- Pre-existing conditions. Ensure you understand whether pre-existing conditions are covered. Some insurers will automatically limit the level of cover available if your pet has a pre-existing condition.
- Policy renewability. Having a policy that is renewable is especially important for older pets. Ensure you’re with an insurer that offers this or your pet could be without cover as it enters its senior years.
- Multi pet. If you have a few furry friends then insurers are more likely to offer you a discount on your policy. Be sure to shop around first to see who will offer you the best deal.
- Waiting period.
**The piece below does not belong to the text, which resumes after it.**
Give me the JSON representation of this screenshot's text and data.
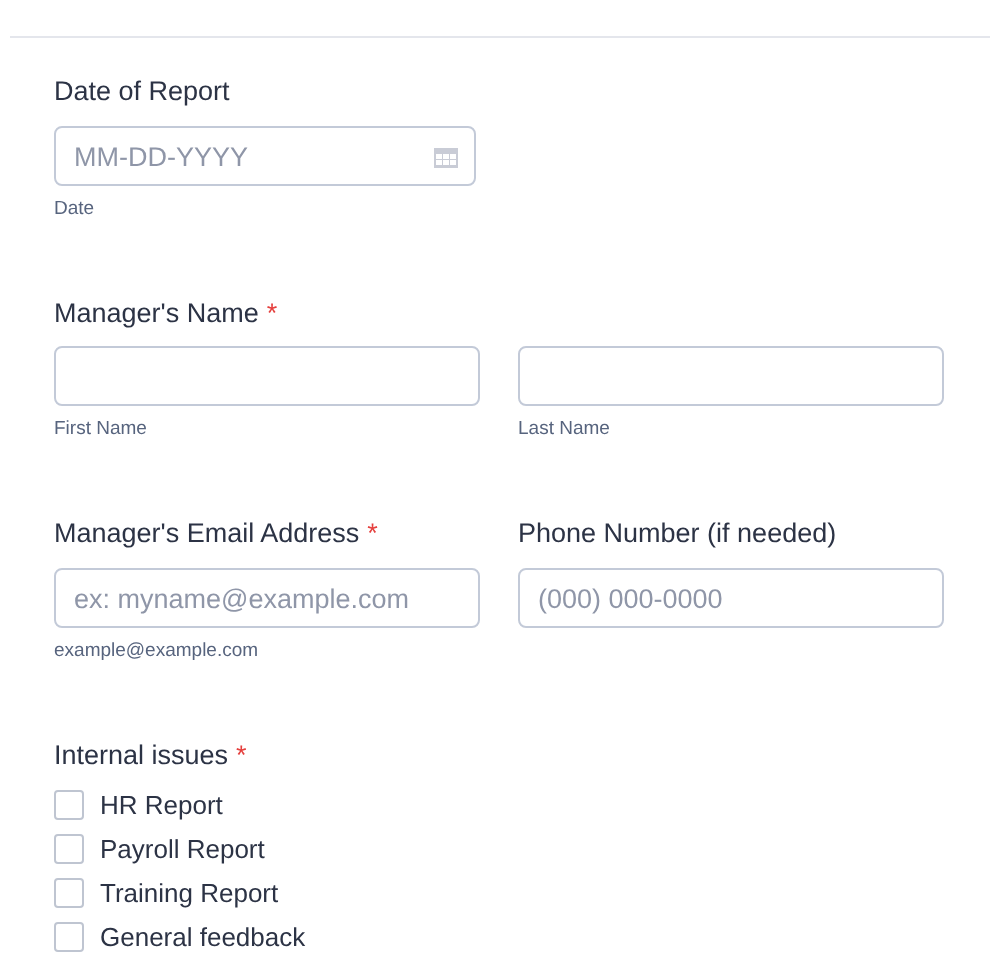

Some policies include a waiting period once the policy has been taken out, this means it can be a few days, a couple of weeks, or even months until your pet is fully covered. Make sure you are aware of your insurers specific waiting period.
Ensure you compare pet insurance policies and read insurer reviews whenever possible.
Pet insurance tips and tricks
Pet insurance policies generally provide good value, but you do need to pay attention to some details:
- Do not underestimate limits. Limits, combined with the excess, can considerably reduce the reimbursement percentage of pet insurance. For example, if you claim £2000, your compensation consists of 80% of the medical bills and you have an excess of £500, you will be reimbursed £1100.
- Confusing policy information. Make sure you know exactly what you will/won’t be covered for. Some provider websites and product documents tend to be overly confusing with no clear explanation of the terms and conditions. Make sure you know when a claim will/won’t be paid before signing up for cover. A good idea would be to get in contact with providers with any questions/clarifications before you sign on the dotted line.
- Cheap cover. Whilst it’s great to find a cheap deal, it’s important not to sacrifice good cover to bag a bargain as it can turn out to be more expensive in the long run. Work out the right cover for your pet and compare different pet insurers to make sure you’re offering the best care for your pet.